In April 2014, Dr. Tsacoyianis completed my dissertation at Washington University in St. Louis, "Making Healthy Minds and Bodies in Syria and Lebanon, 1899-1961," under the supervision of Prof. Nancy Reynolds, Prof. Tim Parsons, Prof. Ahmet Karamustafa, Prof. Hillel Kieval, and Prof. Nancy Berg. Dr. Tsacoyianis is now working on turning the dissertation into a book-length monograph. Her research explores social experiences of health and illness, particularly in psychiatric and vernacular modes of healing in Syria during the twentieth century. She analyzes records from a privately funded Protestant missionary-run hospital in Beirut and a secular government-funded hospital near Damascus as well as historical fiction and related sources that span the end of the Ottoman Empire, the French Mandate period, and early post-colonial period, including the brief union of Egypt and Syria as the United Arab Republic. I argue that psychiatrists in Syria presented mental health treatment to Syrians as more than just a way to control or cure mental illness, but as a modernizing worldview to combat popular ideas about the origins of mental illness and to encourage acceptance of psychiatry. Hospital staff in Syria were so careful to present a purely psychiatric framework for illness that they distanced themselves almost completely from vernacular healing. This decision hastened a vernacular-psychiatric division in the medical landscape where healing systems in other parts of the Middle East had begun to integrate local customs. Treatment devoid of spiritual therapies ultimately delegitimized psychiatry among lower classes. The mental health landscape for Syrians in the early and mid-twentieth century remained open to non-psychiatric alternatives. The legitimacy of treatment, the professionalization of healers, and the authority of cultural worldviews are central issues to the study of health care provision in Syria, but they reflect overarching themes in, and invite comparison to, numerous communities where alternative healing systems continue to draw support in the face of increasingly globalized biomedical practices.

Dr. Ben Graham

University of Memphis, Assistant Professor

Dr. Graham is an assistant professor in the University of Memphis History Department with field interest in Middle Ages, Mediterranean, Environment, Food. He currently teaches The Crusades: God, War, and Holy Land, Omnivore's Past: A Global History of Food and Eating, and Ancient Rome: An Empire and its Environment. He has numerous works in academic publications.
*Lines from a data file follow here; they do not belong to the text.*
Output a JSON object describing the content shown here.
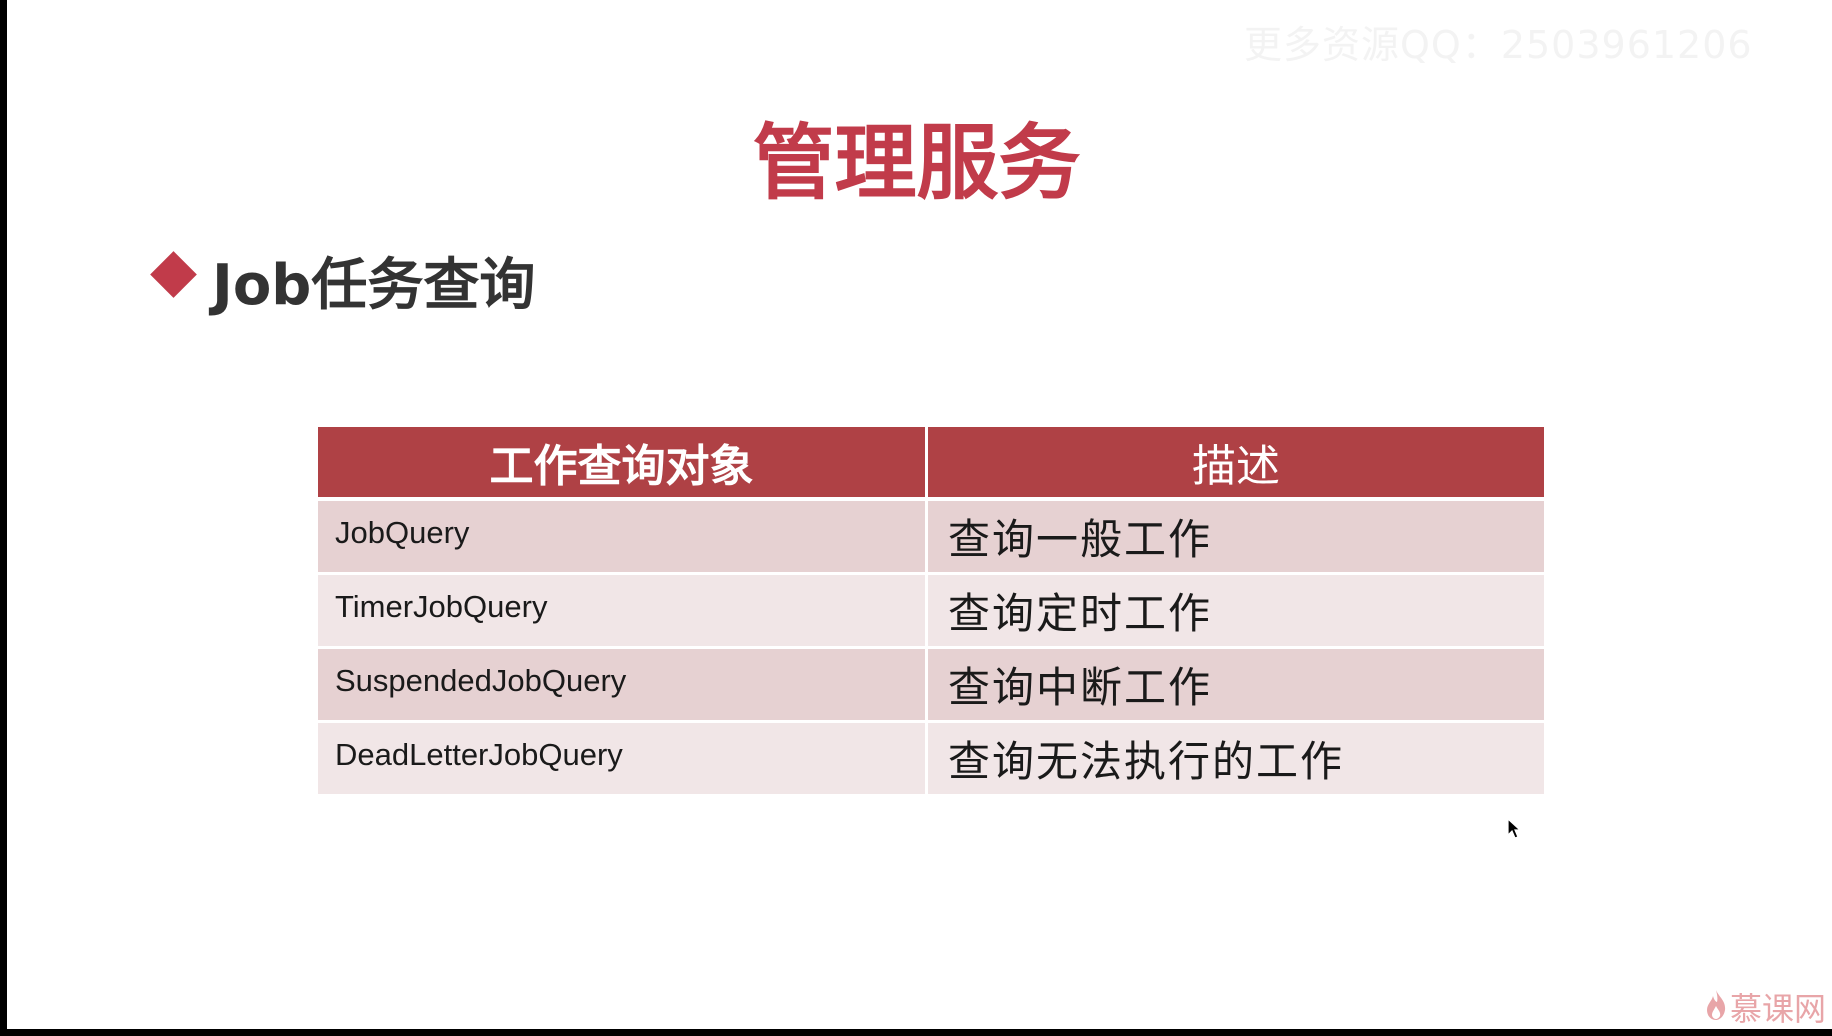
{
  "watermark": "更多资源QQ：2503961206",
  "title": "管理服务",
  "subtitle": "Job任务查询",
  "table": {
    "headers": [
      "工作查询对象",
      "描述"
    ],
    "rows": [
      {
        "name": "JobQuery",
        "desc": "查询一般工作"
      },
      {
        "name": "TimerJobQuery",
        "desc": "查询定时工作"
      },
      {
        "name": "SuspendedJobQuery",
        "desc": "查询中断工作"
      },
      {
        "name": "DeadLetterJobQuery",
        "desc": "查询无法执行的工作"
      }
    ]
  },
  "logo": {
    "text": "慕课网",
    "icon": "flame-icon"
  },
  "cursor": {
    "icon": "mouse-pointer-icon"
  },
  "colors": {
    "accent": "#c13b4a",
    "header_bg": "#af4145",
    "row_odd": "#e6d1d2",
    "row_even": "#f1e6e7"
  }
}
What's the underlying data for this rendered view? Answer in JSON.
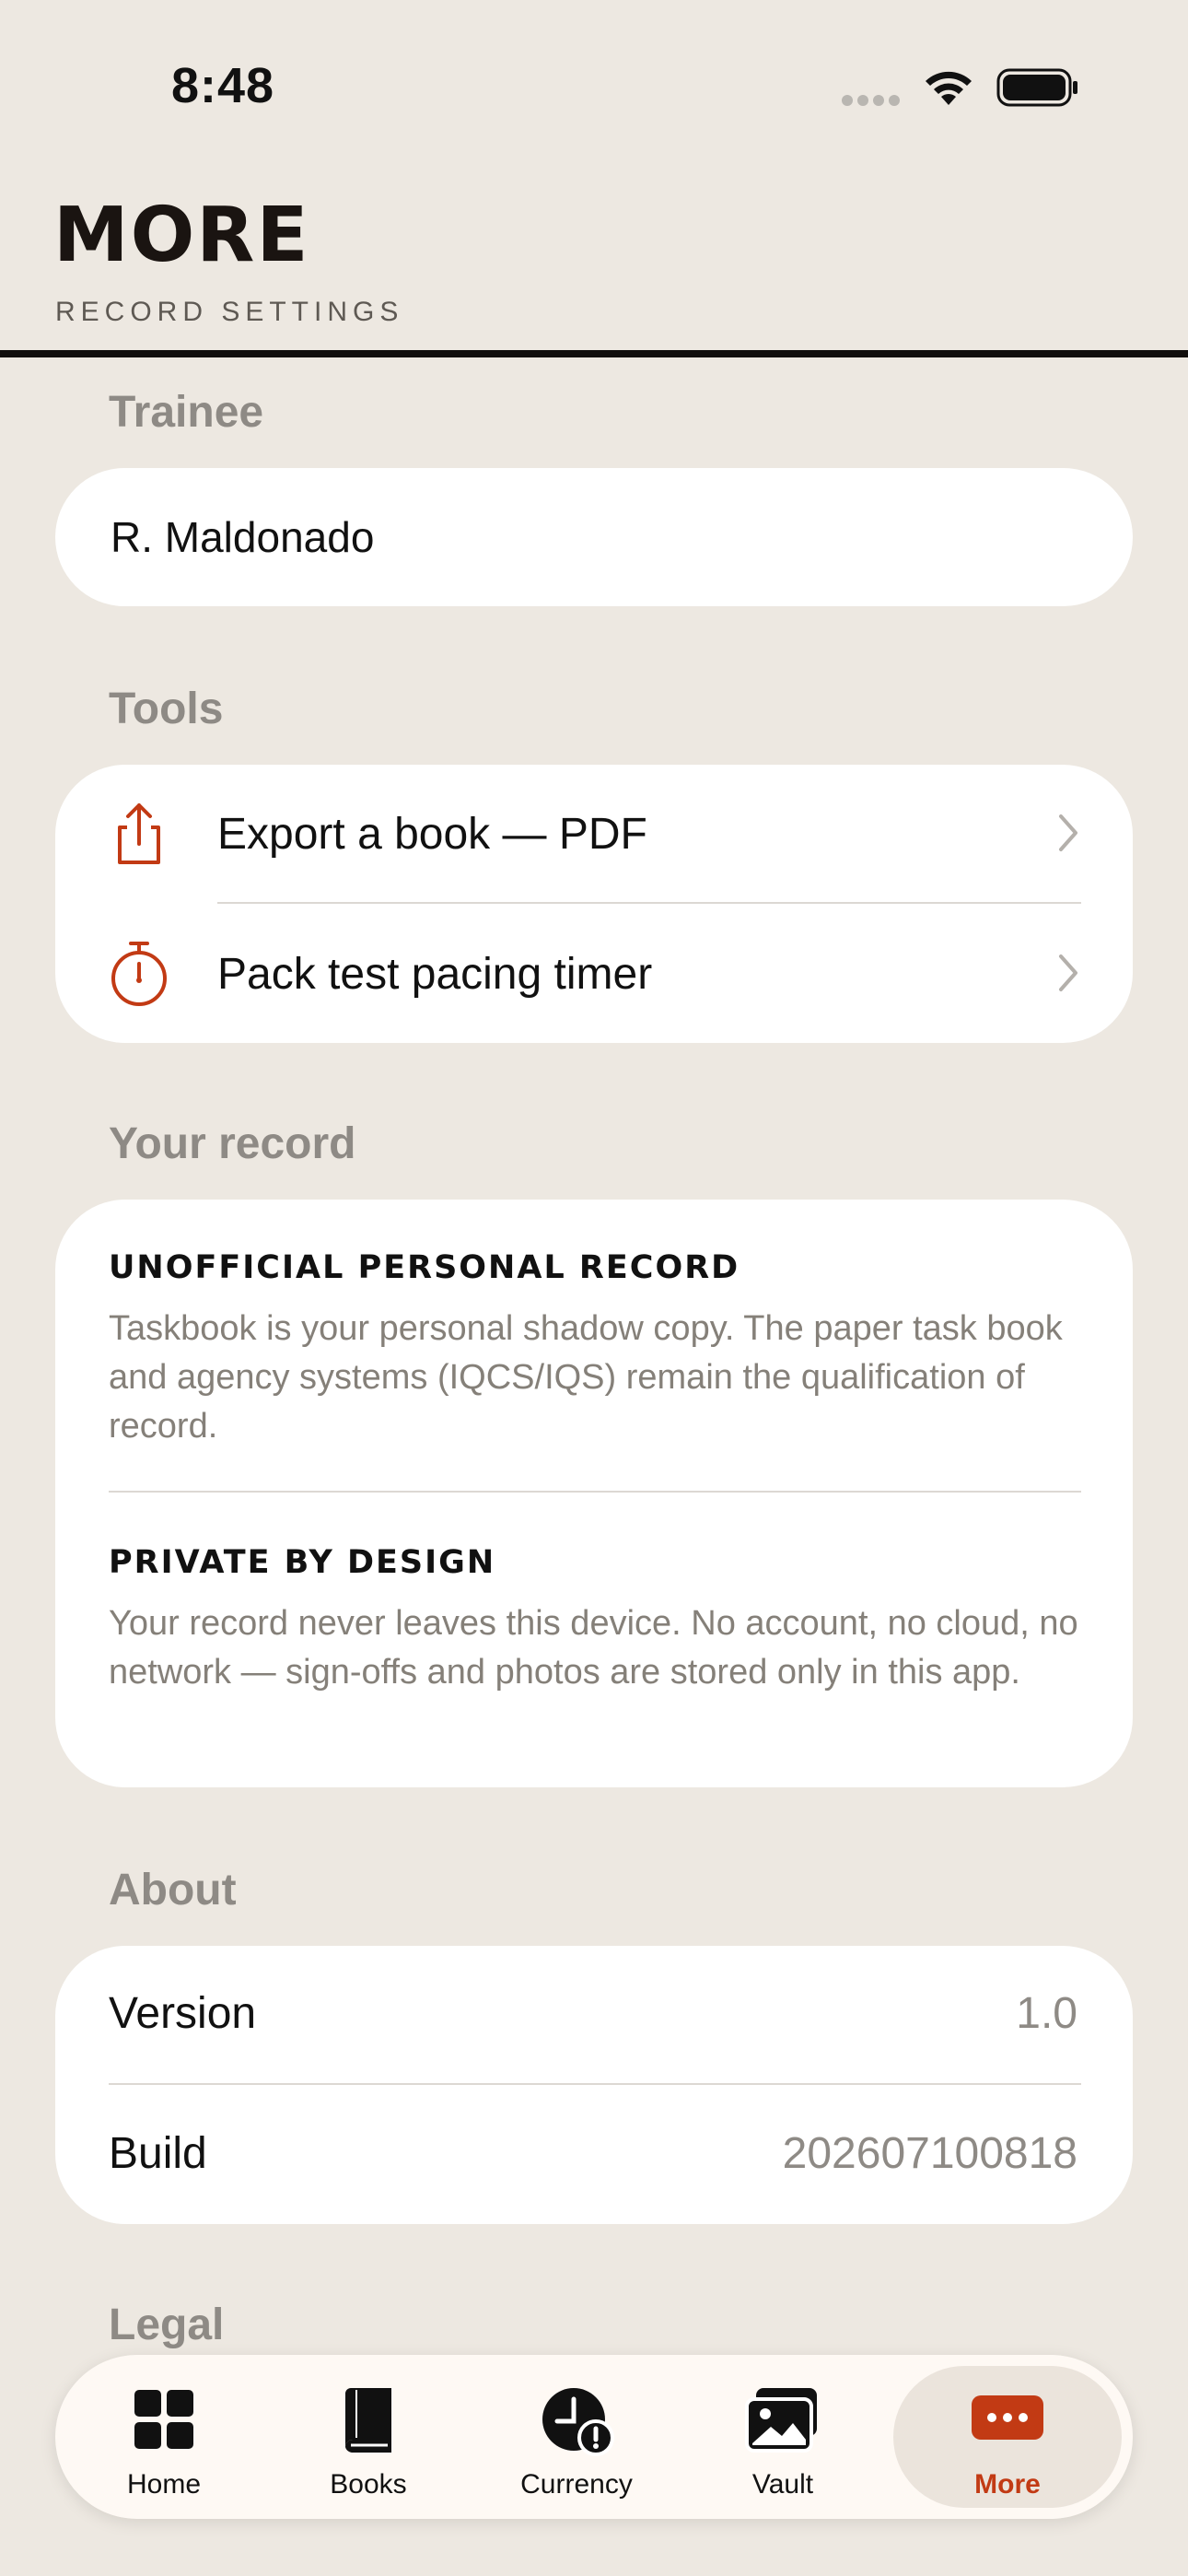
{
  "status_bar": {
    "time": "8:48"
  },
  "header": {
    "title": "MORE",
    "subtitle": "RECORD SETTINGS"
  },
  "trainee": {
    "label": "Trainee",
    "name": "R. Maldonado"
  },
  "tools": {
    "label": "Tools",
    "items": [
      {
        "label": "Export a book — PDF",
        "icon": "share-icon"
      },
      {
        "label": "Pack test pacing timer",
        "icon": "stopwatch-icon"
      }
    ]
  },
  "record": {
    "label": "Your record",
    "blocks": [
      {
        "heading": "UNOFFICIAL PERSONAL RECORD",
        "body": "Taskbook is your personal shadow copy. The paper task book and agency systems (IQCS/IQS) remain the qualification of record."
      },
      {
        "heading": "PRIVATE BY DESIGN",
        "body": "Your record never leaves this device. No account, no cloud, no network — sign-offs and photos are stored only in this app."
      }
    ]
  },
  "about": {
    "label": "About",
    "rows": [
      {
        "key": "Version",
        "value": "1.0"
      },
      {
        "key": "Build",
        "value": "202607100818"
      }
    ]
  },
  "legal": {
    "label": "Legal"
  },
  "tabbar": {
    "items": [
      {
        "label": "Home",
        "icon": "grid-icon"
      },
      {
        "label": "Books",
        "icon": "book-icon"
      },
      {
        "label": "Currency",
        "icon": "clock-alert-icon"
      },
      {
        "label": "Vault",
        "icon": "photos-icon"
      },
      {
        "label": "More",
        "icon": "ellipsis-icon",
        "selected": true
      }
    ]
  },
  "colors": {
    "accent": "#c23a14",
    "background": "#ede8e1",
    "card": "#ffffff"
  }
}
His current project is a book-length project about the cultivation and consumption of olives and olive oil in early medieval Italy.

Earlier Event: March 11
Young Collectors Contemporary
Later Event: August 4
Whet Thursday